__The task__: Show every line below where "BELT" can be found.

__Given data__:
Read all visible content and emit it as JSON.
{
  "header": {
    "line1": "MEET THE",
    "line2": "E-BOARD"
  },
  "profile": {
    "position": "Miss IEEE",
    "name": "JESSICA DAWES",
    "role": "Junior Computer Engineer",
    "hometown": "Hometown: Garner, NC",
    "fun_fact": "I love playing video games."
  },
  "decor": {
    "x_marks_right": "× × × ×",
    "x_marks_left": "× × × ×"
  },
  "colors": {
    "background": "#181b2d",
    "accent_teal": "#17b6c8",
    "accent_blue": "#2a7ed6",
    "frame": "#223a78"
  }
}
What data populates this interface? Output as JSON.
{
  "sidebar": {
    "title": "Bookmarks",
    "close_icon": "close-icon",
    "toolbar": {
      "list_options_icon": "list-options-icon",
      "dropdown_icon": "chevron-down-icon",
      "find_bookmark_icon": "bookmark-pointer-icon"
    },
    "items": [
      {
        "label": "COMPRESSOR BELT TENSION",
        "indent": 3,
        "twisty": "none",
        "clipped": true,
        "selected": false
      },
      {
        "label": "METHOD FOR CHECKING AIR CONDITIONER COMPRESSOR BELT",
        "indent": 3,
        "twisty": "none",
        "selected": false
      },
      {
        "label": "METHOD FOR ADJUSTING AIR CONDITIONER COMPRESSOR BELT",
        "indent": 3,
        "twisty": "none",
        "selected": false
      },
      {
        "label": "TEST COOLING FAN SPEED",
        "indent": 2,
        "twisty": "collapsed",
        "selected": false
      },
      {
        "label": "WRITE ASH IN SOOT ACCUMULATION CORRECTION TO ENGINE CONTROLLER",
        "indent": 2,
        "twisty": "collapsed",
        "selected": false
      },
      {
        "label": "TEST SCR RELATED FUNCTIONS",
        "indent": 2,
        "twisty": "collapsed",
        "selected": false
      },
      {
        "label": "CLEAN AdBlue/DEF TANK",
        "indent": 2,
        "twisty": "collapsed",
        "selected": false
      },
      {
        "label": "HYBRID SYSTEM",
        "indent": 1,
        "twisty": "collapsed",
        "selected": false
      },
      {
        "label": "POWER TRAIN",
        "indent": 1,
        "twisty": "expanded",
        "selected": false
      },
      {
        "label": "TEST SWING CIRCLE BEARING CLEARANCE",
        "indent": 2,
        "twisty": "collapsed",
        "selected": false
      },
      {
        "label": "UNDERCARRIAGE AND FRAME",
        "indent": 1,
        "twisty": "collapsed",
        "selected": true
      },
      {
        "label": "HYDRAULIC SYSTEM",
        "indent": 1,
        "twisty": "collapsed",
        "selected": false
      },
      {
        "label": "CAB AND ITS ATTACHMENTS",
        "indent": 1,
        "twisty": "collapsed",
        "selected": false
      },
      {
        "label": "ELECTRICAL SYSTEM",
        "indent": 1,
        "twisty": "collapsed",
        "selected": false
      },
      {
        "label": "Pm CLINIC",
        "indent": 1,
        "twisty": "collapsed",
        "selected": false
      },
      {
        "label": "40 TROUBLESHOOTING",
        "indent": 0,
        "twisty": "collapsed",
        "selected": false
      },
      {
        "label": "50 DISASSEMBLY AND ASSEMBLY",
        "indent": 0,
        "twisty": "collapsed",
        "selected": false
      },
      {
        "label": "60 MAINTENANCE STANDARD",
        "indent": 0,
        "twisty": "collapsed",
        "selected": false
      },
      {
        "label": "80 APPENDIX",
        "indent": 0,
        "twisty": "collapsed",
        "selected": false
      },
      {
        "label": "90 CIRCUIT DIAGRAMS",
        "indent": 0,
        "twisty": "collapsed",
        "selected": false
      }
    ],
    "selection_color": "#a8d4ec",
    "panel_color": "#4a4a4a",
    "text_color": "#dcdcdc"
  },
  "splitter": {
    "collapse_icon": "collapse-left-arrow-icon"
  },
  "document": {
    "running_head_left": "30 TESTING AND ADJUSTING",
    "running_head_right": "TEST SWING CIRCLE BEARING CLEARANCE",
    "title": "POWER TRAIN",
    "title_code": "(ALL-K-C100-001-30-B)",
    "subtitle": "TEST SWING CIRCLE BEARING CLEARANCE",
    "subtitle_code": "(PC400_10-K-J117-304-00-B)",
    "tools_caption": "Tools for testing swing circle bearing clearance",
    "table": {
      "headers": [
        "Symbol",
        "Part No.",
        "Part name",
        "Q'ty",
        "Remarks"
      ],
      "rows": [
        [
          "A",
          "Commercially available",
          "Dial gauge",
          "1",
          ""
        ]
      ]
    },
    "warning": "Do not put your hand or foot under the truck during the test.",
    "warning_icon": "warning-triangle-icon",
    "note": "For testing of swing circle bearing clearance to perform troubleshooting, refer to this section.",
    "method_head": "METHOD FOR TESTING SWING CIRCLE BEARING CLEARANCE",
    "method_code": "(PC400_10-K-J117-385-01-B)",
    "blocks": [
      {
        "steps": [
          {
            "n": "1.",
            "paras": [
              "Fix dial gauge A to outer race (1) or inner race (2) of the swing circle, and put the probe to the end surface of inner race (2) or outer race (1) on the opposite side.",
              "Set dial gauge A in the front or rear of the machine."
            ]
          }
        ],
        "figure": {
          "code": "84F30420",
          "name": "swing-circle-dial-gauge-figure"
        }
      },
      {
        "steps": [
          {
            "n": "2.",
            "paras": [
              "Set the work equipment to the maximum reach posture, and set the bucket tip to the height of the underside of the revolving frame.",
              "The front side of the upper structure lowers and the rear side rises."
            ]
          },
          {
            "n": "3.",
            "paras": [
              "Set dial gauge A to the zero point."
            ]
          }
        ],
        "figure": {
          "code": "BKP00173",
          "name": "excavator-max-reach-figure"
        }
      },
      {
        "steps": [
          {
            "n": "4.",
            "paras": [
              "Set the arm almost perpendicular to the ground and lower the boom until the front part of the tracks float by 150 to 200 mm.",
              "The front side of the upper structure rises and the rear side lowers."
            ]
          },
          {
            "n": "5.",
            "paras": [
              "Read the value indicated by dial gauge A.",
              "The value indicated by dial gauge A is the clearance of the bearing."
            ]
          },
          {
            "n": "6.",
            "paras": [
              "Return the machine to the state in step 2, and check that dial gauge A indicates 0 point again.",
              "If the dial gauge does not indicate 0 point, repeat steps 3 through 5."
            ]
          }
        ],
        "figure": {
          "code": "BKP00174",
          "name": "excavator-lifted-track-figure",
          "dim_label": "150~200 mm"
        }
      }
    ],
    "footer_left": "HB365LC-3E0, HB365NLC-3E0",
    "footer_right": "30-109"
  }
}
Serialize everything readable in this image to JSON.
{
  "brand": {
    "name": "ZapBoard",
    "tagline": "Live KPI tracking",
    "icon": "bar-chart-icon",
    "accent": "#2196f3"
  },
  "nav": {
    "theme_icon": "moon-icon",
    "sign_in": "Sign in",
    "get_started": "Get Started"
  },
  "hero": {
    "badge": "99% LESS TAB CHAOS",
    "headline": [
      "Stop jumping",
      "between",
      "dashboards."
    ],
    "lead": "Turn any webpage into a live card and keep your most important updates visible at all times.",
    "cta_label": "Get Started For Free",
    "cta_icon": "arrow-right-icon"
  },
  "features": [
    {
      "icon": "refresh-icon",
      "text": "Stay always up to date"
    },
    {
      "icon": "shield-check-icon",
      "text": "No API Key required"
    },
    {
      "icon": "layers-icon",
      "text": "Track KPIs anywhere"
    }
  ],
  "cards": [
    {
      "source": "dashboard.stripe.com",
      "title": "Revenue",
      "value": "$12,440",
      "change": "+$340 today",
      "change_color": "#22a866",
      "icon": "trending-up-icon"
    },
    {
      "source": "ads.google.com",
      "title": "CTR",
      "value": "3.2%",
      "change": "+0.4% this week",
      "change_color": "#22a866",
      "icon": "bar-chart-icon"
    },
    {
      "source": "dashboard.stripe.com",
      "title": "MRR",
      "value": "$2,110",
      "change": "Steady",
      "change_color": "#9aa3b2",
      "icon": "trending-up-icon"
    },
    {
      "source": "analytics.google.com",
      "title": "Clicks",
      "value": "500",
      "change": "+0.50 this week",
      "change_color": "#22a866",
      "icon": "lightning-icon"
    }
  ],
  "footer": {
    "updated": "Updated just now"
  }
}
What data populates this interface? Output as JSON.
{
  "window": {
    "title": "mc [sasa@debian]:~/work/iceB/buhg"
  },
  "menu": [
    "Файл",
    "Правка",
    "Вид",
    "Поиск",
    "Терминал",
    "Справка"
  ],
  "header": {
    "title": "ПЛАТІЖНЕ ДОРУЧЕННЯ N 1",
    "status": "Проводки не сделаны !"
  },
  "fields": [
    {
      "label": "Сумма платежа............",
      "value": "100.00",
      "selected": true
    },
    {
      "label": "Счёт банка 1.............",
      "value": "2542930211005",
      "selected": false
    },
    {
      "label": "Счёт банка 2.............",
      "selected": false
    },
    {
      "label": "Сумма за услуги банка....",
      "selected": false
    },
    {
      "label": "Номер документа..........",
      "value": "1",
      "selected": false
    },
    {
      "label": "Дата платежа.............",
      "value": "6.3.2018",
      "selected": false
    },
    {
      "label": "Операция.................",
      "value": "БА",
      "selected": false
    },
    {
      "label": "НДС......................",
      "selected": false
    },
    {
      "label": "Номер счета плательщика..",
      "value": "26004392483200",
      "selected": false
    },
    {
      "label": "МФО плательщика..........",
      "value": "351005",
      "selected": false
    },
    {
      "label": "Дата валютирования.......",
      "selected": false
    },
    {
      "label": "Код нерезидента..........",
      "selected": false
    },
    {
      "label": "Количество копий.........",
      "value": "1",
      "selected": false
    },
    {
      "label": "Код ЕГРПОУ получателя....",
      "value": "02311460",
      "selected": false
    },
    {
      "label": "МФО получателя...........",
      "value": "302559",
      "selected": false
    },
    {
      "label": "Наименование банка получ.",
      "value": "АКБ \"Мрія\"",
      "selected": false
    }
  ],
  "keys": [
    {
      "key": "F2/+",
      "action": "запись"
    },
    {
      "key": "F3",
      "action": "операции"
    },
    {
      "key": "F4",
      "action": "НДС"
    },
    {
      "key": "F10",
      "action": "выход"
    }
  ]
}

__Written solution__:
        "label": "COMPRESSOR BELT TENSION",
        "label": "METHOD FOR CHECKING AIR CONDITIONER COMPRESSOR BELT",
        "label": "METHOD FOR ADJUSTING AIR CONDITIONER COMPRESSOR BELT",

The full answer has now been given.